This week is shaping up to be quite an exciting week for contemporary art in Ithaca. Not only is this Friday Gallery Night, but it is an extra special one because as soon as Gallery Night ends, Karen Brummund will show her new video installation on the facade of 126 Sears Street at 8:15pm. Read more about it in Luke Fenchel’s article in this week’s Ithaca Times.
There’s also a flurry of art activity happening up on campus too. In addition to Lindsey Glover‘s new installation ‘Island of Trees’ which opens tonight at the Olive Tjaden Gallery at Cornell, Nicholas Knouf also has a show, titled ‘Afflator,’ opening in the experimental gallery in Tjaden. Knouf is a PhD candidate in information science at Cornell and the installation is literally a robot that communicates with you in your own primordial language that you make up. How cool is that?
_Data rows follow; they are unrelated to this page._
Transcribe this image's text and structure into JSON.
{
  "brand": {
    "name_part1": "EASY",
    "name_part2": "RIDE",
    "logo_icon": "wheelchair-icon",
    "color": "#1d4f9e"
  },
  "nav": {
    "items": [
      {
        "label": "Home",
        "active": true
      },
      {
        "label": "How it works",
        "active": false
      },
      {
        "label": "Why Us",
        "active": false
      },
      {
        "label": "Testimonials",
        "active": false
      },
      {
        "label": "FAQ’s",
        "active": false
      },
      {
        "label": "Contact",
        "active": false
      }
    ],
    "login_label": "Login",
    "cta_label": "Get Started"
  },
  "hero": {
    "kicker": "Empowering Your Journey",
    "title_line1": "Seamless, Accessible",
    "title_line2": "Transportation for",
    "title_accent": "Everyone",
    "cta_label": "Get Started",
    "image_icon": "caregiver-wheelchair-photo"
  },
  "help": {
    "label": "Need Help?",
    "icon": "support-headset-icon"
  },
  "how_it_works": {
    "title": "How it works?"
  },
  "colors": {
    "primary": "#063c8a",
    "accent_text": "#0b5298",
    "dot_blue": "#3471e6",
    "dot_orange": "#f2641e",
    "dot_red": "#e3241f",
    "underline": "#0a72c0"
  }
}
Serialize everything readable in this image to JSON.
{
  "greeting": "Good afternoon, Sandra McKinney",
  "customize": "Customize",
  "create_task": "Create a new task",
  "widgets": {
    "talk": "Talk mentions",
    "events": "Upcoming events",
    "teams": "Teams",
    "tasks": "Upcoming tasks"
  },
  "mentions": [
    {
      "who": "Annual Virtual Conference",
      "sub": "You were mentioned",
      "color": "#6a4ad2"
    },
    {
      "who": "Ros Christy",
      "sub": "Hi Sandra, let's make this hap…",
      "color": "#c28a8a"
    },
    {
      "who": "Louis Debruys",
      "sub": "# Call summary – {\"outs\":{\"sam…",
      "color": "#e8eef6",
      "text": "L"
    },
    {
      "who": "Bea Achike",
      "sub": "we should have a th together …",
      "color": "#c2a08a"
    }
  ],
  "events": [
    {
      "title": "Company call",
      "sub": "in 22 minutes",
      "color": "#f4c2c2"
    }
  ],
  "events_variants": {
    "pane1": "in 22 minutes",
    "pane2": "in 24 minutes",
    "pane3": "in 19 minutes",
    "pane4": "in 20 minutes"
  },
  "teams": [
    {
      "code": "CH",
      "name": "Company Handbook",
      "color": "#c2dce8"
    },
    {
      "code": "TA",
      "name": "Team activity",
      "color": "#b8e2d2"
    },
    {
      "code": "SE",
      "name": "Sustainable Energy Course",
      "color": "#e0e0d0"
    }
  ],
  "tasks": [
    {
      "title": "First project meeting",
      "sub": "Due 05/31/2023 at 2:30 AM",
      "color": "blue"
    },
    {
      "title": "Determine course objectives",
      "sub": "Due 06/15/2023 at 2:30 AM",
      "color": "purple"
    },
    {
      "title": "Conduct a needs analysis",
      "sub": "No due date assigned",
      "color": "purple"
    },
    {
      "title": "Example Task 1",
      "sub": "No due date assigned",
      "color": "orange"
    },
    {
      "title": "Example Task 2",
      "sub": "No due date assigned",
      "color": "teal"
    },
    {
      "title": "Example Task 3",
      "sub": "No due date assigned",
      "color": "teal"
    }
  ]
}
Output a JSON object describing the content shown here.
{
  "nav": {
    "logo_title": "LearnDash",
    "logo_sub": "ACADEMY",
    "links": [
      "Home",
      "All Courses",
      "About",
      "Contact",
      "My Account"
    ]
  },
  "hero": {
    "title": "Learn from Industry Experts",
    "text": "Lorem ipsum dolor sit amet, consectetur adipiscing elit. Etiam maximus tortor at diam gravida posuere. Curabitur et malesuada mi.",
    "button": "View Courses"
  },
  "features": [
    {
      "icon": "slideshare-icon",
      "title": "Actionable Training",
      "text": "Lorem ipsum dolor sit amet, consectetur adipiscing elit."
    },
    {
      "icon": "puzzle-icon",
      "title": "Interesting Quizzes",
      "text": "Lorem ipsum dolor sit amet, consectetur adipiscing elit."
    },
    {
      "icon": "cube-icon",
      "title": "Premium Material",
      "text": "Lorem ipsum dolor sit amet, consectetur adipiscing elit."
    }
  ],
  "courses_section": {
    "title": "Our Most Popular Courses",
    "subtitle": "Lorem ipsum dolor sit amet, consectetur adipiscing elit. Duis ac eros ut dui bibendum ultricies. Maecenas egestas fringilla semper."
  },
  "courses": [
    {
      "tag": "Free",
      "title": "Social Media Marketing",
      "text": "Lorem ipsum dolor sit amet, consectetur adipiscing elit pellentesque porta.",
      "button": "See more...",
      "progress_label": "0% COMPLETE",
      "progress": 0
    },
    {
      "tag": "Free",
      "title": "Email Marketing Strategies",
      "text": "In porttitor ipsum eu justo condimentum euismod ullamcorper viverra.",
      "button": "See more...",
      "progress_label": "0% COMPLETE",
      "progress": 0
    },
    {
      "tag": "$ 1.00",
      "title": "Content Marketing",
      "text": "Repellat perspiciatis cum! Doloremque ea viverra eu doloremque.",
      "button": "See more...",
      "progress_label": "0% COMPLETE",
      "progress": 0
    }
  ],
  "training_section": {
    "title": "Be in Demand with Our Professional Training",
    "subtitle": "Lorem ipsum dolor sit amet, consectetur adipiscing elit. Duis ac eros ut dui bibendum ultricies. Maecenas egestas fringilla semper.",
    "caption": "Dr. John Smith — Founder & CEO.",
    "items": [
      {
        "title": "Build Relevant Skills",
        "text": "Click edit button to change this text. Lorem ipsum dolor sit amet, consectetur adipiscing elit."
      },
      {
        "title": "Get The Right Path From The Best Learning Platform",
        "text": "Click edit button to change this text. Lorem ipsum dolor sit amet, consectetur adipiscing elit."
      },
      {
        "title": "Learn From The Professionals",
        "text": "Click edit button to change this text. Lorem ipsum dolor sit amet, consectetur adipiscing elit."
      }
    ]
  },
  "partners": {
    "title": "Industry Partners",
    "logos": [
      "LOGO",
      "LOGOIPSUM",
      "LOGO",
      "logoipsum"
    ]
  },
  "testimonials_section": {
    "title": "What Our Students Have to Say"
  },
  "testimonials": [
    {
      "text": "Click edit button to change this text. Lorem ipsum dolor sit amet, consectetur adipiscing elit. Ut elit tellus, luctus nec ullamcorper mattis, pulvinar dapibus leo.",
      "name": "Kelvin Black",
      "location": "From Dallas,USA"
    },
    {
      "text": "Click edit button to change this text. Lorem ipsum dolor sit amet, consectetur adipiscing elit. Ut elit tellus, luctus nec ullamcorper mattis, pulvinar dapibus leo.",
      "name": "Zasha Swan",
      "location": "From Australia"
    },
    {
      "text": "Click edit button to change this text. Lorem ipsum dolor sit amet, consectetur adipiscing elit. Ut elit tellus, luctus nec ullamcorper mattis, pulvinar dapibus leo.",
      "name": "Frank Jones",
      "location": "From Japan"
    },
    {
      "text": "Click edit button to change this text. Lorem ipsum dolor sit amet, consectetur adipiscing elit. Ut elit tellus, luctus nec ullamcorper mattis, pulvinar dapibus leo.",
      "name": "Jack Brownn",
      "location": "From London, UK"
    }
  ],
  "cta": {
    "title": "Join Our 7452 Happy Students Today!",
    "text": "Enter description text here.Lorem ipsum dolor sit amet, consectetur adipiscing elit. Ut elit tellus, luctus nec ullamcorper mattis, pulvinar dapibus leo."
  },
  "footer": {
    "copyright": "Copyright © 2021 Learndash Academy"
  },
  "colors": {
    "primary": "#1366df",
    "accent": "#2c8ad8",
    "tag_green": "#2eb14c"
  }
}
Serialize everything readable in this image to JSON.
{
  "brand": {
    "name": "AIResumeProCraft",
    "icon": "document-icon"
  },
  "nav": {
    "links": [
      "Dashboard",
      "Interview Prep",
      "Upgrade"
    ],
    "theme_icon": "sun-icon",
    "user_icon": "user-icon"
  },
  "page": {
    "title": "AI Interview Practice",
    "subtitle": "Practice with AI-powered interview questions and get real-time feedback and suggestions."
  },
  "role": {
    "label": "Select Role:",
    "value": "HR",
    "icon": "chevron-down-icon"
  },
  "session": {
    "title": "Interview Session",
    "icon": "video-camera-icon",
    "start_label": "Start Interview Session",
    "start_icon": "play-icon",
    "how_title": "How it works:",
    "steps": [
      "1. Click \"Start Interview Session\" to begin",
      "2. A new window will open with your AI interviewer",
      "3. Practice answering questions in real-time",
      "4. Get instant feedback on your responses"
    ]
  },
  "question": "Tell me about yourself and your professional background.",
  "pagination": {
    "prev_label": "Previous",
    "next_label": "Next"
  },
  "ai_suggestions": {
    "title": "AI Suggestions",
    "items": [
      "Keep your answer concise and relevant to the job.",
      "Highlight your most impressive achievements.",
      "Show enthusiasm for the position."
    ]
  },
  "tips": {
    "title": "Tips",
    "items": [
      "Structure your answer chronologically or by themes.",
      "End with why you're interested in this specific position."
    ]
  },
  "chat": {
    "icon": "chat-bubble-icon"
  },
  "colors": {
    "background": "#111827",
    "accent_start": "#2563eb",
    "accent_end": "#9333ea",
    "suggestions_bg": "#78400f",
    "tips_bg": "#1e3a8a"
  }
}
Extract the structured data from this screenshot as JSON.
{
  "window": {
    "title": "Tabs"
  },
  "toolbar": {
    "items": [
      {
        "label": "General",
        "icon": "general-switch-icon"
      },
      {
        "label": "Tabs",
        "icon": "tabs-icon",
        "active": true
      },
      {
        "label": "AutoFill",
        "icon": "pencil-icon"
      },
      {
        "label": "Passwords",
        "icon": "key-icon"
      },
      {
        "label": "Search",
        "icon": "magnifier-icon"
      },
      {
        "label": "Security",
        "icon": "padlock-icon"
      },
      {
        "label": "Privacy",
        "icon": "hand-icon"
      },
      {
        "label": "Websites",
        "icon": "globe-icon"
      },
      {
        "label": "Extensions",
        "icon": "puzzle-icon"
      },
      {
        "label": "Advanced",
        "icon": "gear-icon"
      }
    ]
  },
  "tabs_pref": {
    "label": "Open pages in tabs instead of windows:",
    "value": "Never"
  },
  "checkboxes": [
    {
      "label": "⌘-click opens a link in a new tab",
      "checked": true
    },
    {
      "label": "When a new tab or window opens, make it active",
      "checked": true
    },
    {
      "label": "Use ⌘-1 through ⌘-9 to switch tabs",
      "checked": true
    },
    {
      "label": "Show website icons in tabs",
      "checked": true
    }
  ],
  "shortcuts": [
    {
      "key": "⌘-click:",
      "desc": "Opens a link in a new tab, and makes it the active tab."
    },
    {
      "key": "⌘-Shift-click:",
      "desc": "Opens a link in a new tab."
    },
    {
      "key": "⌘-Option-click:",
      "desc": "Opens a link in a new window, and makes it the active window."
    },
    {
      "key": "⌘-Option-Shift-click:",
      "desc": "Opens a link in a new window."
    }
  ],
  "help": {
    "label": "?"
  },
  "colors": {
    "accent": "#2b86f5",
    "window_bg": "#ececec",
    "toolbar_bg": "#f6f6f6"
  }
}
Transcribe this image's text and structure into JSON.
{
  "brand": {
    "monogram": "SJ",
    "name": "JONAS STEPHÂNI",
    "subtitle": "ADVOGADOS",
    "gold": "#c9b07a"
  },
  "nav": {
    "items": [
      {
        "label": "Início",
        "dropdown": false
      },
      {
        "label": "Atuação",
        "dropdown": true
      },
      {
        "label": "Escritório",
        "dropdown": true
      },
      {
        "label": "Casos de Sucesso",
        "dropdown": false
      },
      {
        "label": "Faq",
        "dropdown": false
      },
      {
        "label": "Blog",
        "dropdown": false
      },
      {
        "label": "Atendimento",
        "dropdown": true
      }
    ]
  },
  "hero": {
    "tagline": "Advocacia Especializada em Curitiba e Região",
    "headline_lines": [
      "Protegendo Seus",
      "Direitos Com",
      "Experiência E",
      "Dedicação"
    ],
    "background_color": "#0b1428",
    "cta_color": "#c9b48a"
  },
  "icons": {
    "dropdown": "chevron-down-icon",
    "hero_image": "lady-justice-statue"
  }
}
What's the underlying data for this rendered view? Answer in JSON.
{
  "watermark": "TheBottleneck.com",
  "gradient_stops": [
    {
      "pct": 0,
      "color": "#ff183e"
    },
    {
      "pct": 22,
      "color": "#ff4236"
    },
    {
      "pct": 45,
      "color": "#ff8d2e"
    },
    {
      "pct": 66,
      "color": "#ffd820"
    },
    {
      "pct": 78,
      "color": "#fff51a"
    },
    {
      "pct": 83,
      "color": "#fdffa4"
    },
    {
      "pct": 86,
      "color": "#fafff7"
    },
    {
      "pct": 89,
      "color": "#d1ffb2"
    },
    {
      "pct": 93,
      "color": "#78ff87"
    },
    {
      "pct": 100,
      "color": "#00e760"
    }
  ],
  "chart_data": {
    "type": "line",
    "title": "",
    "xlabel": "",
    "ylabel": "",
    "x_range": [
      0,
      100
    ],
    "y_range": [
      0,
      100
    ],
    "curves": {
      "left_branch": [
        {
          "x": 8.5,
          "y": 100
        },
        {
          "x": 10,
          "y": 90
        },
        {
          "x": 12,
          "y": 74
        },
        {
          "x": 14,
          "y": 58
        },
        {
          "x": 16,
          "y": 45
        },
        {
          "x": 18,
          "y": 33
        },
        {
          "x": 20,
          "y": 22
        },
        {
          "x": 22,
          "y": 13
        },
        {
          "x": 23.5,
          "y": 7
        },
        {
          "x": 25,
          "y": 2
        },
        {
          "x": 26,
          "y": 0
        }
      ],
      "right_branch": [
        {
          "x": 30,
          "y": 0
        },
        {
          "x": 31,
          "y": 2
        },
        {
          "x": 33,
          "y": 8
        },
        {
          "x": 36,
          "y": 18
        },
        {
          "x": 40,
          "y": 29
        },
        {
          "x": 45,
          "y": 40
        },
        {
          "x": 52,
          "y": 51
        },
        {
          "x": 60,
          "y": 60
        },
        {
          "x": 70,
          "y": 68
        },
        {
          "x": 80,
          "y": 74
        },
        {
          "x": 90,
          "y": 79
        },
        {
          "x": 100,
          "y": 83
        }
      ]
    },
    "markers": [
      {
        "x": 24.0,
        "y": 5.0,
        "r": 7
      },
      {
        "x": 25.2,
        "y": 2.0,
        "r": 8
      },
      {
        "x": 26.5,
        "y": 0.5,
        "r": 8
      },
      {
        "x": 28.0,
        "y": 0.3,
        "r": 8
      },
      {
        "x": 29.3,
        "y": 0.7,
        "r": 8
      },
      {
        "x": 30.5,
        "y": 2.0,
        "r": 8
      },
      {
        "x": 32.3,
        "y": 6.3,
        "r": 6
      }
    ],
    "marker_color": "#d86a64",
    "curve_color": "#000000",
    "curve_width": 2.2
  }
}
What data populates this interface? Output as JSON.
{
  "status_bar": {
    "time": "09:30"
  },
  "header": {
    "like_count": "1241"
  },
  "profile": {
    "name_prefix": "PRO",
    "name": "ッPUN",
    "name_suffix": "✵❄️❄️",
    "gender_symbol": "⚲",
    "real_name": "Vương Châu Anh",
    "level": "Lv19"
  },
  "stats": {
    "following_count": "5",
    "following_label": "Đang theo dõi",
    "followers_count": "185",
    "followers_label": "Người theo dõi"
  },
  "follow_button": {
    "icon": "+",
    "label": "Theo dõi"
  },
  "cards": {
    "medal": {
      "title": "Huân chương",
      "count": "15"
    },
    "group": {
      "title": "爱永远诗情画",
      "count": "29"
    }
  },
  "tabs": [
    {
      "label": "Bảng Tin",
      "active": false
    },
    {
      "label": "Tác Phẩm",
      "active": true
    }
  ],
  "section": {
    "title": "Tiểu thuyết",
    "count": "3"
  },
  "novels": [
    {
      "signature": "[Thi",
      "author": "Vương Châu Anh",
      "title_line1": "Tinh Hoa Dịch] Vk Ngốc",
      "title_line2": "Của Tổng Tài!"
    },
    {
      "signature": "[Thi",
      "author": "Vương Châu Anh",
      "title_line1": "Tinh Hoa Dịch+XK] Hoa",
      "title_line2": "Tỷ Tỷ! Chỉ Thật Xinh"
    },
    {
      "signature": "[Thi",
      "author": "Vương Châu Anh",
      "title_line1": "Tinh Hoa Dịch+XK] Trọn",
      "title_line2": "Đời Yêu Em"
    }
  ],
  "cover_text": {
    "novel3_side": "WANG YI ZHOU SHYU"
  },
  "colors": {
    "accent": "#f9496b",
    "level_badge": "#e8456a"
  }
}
Afflator breathes upon the conditions of today’s robotic creatures that are pulled into the muck of mimesis. To have a robot that is spoken to in natural language, that walks in a bipedal fashion, is the research that is valorised. Afflator deforms these conditions to suggest that the robotic form does not need to resemble anything we have seen before, that the means of engagement with a robot can be something other than traditional language and movement. Draping from the gallery ceiling and extending along the floor in a wave of fabric, afflator unfolds onto contemporary robotics research to suggest other ethico-political options for engagement with the robotic other. Extending from afflator is a tube with an attached mask, worn by the gallery visitor to create a machinic assemblage of human and creature. Sounds from the visitor’s mouth stimulate afflator’s activity; afflator’s activity stimulate sounds from the visitor’s mouth. Engaged in the ecstasy of communication, human and afflator in an assemblage work to deflate the present bubble of functional robotic design.